I also, finally, had the pleasure of cracking open the jars of my homemade mince pie filling that has been quietly steeping since November. I was apprehensive about the final result but I am so enthused by the texture and flavour of my filling. The key scents are there; spices, fruits, citrus and the deep, treacly notes of alcohol-soused brown sugar. But the slivered almonds and dried cherries create texture and the cherry liquor hints at marzipan tones just as I had hoped.
Making the pies put a soft smile on my face as made the pastry and spooned the mixture into the awaiting cases (my favourite childhood task). I made a simple, unsweetened shortcrust pastry and baked the pies in a well-greased muffin tin to ensure deep edges.
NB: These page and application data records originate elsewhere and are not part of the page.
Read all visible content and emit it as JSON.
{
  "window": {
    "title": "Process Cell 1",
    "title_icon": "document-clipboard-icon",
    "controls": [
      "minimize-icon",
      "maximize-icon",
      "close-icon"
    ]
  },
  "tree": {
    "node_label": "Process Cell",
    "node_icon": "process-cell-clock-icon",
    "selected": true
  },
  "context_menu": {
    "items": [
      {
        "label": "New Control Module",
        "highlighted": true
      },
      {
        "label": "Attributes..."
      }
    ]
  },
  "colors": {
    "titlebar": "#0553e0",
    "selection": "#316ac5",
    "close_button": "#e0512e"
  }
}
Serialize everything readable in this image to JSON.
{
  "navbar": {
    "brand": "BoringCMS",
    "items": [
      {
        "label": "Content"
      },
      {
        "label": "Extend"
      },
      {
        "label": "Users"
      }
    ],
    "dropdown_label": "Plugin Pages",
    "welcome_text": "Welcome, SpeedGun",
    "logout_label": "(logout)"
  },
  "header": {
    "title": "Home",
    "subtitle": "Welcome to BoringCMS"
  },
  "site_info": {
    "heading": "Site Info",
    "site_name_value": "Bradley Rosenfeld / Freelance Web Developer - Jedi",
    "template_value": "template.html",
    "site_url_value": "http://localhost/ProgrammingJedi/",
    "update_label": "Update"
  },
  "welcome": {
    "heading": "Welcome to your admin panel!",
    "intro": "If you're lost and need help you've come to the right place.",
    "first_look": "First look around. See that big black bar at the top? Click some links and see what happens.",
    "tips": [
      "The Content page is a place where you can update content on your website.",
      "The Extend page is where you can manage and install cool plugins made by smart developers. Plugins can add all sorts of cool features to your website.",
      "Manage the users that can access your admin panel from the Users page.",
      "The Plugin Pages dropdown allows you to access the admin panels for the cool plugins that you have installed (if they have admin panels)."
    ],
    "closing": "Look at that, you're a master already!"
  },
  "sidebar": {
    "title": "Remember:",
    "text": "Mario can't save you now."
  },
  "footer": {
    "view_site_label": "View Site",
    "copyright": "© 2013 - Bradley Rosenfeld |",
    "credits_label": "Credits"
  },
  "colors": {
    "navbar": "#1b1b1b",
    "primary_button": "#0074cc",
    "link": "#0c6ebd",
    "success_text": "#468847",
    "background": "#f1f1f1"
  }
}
I can’t abide a shallow pie. I cannot emphasise enough the need to make shortcrust pastry by hand; I’m an avid believer that the very act of rubbing the cold butter cubes into the flour with your warm fingertips is the key to creating melt-in-the-mouth pastry. The fats from the butter coat the gluten in the flour and reduce its effect, making the pastry flaky and light rather than doughy. Work it very lightly, you must resist the urge to knead the pastry.
They came sizzling from the oven and, after 30 minutes or so, were cool enough to be piled onto a plate and dusted with snowy icing sugar. These are the deep-filled, fruity, flaky mince pies of my dreams. My Grandmother will be proud!
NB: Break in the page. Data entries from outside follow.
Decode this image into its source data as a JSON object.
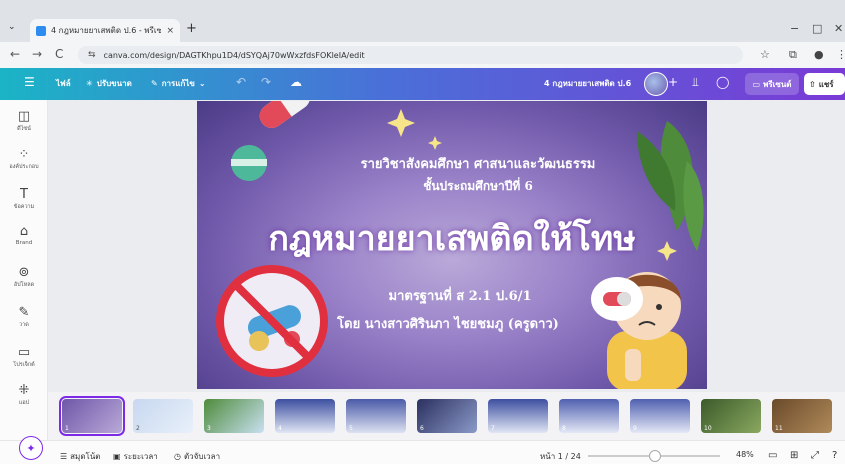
{
  "browser": {
    "tab_title": "4 กฎหมายยาเสพติด ป.6 - พรีเซนเ",
    "tab_close": "×",
    "new_tab": "+",
    "url": "canva.com/design/DAGTKhpu1D4/dSYQAj70wWxzfdsFOKleIA/edit",
    "nav_back": "←",
    "nav_forward": "→",
    "nav_reload": "C",
    "minimize": "−",
    "restore": "□",
    "close": "✕"
  },
  "toolbar": {
    "menu_icon": "☰",
    "file_label": "ไฟล์",
    "resize_label": "ปรับขนาด",
    "edit_label": "การแก้ไข",
    "doc_title": "4 กฎหมายยาเสพติด ป.6",
    "add_label": "+",
    "present_label": "พรีเซนต์",
    "share_label": "แชร์"
  },
  "sidebar": {
    "items": [
      {
        "label": "ดีไซน์",
        "icon": "design-icon"
      },
      {
        "label": "องค์ประกอบ",
        "icon": "elements-icon"
      },
      {
        "label": "ข้อความ",
        "icon": "text-icon"
      },
      {
        "label": "Brand",
        "icon": "brand-icon"
      },
      {
        "label": "อัปโหลด",
        "icon": "upload-icon"
      },
      {
        "label": "วาด",
        "icon": "draw-icon"
      },
      {
        "label": "โปรเจ็กต์",
        "icon": "projects-icon"
      },
      {
        "label": "แอป",
        "icon": "apps-icon"
      }
    ]
  },
  "slide": {
    "line1": "รายวิชาสังคมศึกษา ศาสนาและวัฒนธรรม",
    "line2": "ชั้นประถมศึกษาปีที่ 6",
    "title": "กฎหมายยาเสพติดให้โทษ",
    "standard": "มาตรฐานที่ ส 2.1 ป.6/1",
    "author": "โดย นางสาวศิรินภา ไชยชมภู (ครูดาว)"
  },
  "thumbnails": [
    {
      "num": "1",
      "selected": true
    },
    {
      "num": "2",
      "selected": false
    },
    {
      "num": "3",
      "selected": false
    },
    {
      "num": "4",
      "selected": false
    },
    {
      "num": "5",
      "selected": false
    },
    {
      "num": "6",
      "selected": false
    },
    {
      "num": "7",
      "selected": false
    },
    {
      "num": "8",
      "selected": false
    },
    {
      "num": "9",
      "selected": false
    },
    {
      "num": "10",
      "selected": false
    },
    {
      "num": "11",
      "selected": false
    }
  ],
  "bottom": {
    "notes_label": "สมุดโน้ต",
    "duration_label": "ระยะเวลา",
    "timer_label": "ตัวจับเวลา",
    "page_label": "หน้า 1 / 24",
    "zoom_label": "48%",
    "zoom_fraction": 0.48
  },
  "colors": {
    "toolbar_start": "#1bb4c6",
    "toolbar_end": "#7a3ad6",
    "accent": "#7d2ae8"
  }
}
Sentient Baker Mince Pies
1 x jar of Sentient Baker homemade Mince Pie Filling (1/2 the amount made in the recipe)
230g plain flour
100g butter (cold and cubed)
2-3 tablespoons water
- Preheat oven to 180°C/ 160°C Fan/ 350°F/Gas Mark 4 and grease a 12-cup muffin tin with a little butter.
- Add the butter to the flour and rub in with your fingertips until the mixture resembles bread crumbs.
- Add enough water to form a crumbly dough. Don’t over work it at this point, just ensure it comes together enough to form a rough ball of dough that you can roll out.
- Place the dough onto a well-floured surface and roll it out to 0.5cm thick. Use more flour as needed to prevent it sticking.
- Use a large, fluted round cutter to cut out discs from the dough. Leave enough dough to cut out lids.
- Tuck the dough discs into the muffin tray.
- Add a heaped teaspoonful of the mince pie filling to each case.
- Use a smaller fluted, round cutter or a star cookies cutter to make lids.
- Press the lids lightly on top of each pie.
- Bake for 15-20 minutes until the dough is dry to touch and doesn’t feel ‘doughy’ when lightly pressed. This dough won’t colour much so will look pale even when cooked.
- Allow to cool in the tin for five minutes before removing to a cooling rack.
- Once completely cool dust with icing sugar and serve. They should keep for a 3-5 days in a cake tin.